» **EXERCISE AIM**: The string "Information" appears in some lines of the entries that follow; copy each such line.

» **GIVEN DATA**:
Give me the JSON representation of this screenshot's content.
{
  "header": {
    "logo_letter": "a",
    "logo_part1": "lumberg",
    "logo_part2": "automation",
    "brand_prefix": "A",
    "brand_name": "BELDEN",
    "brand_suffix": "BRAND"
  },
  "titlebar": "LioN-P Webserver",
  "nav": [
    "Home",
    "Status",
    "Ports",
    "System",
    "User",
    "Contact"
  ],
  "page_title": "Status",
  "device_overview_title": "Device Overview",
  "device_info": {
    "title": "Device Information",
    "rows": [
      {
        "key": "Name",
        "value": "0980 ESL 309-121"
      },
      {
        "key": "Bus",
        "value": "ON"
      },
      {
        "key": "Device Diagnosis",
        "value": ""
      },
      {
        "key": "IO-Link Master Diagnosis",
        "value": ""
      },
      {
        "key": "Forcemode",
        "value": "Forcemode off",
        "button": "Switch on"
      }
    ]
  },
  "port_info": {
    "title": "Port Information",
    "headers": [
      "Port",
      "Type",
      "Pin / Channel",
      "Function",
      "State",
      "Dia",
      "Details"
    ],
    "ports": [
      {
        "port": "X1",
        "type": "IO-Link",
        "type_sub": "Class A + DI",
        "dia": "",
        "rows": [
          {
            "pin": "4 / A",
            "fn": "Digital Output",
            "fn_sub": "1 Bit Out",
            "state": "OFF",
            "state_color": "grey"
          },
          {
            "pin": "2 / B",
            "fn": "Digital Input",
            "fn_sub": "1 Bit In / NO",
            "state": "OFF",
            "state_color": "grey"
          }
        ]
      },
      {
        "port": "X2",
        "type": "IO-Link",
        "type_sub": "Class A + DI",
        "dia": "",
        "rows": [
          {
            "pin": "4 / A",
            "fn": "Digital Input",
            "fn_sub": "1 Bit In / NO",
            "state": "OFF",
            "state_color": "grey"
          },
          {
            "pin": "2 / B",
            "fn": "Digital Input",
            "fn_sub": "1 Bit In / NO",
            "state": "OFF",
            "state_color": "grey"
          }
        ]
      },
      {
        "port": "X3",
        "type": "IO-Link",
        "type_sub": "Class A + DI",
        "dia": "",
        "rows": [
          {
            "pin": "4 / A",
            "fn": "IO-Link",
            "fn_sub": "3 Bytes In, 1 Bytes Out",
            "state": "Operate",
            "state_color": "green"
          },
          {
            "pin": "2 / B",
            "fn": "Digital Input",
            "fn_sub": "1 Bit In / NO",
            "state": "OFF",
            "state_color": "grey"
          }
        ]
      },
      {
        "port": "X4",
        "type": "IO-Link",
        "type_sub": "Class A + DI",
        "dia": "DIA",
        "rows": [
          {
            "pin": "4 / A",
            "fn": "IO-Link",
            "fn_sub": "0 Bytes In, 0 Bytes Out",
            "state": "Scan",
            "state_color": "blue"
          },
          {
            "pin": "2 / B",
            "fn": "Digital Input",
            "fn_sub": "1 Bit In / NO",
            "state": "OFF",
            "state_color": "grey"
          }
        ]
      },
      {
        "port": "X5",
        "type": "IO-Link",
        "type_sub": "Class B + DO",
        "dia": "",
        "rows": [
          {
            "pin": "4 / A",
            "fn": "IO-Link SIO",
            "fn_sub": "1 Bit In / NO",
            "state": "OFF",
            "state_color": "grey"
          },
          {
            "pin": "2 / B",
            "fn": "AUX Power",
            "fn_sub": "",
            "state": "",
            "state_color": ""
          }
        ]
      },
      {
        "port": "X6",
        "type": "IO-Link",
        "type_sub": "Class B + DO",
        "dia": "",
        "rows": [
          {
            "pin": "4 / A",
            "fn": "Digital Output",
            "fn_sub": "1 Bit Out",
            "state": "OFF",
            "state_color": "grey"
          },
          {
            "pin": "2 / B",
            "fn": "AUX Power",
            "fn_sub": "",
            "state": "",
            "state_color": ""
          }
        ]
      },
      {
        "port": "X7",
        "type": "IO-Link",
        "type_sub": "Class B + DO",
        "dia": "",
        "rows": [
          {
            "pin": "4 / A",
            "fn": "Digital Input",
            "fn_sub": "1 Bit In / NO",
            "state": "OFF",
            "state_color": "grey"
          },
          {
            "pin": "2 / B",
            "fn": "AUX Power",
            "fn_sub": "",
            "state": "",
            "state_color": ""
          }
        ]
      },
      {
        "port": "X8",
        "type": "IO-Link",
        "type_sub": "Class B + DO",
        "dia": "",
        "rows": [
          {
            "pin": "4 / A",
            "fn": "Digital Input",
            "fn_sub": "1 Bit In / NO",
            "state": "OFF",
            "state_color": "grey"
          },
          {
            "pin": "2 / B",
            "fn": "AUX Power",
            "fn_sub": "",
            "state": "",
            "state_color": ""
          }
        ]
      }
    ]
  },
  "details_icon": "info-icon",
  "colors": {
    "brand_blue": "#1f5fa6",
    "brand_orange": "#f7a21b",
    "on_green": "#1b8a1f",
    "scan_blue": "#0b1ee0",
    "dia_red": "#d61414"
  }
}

» **EXPECTED ANSWER**:
    "title": "Device Information",
    "title": "Port Information",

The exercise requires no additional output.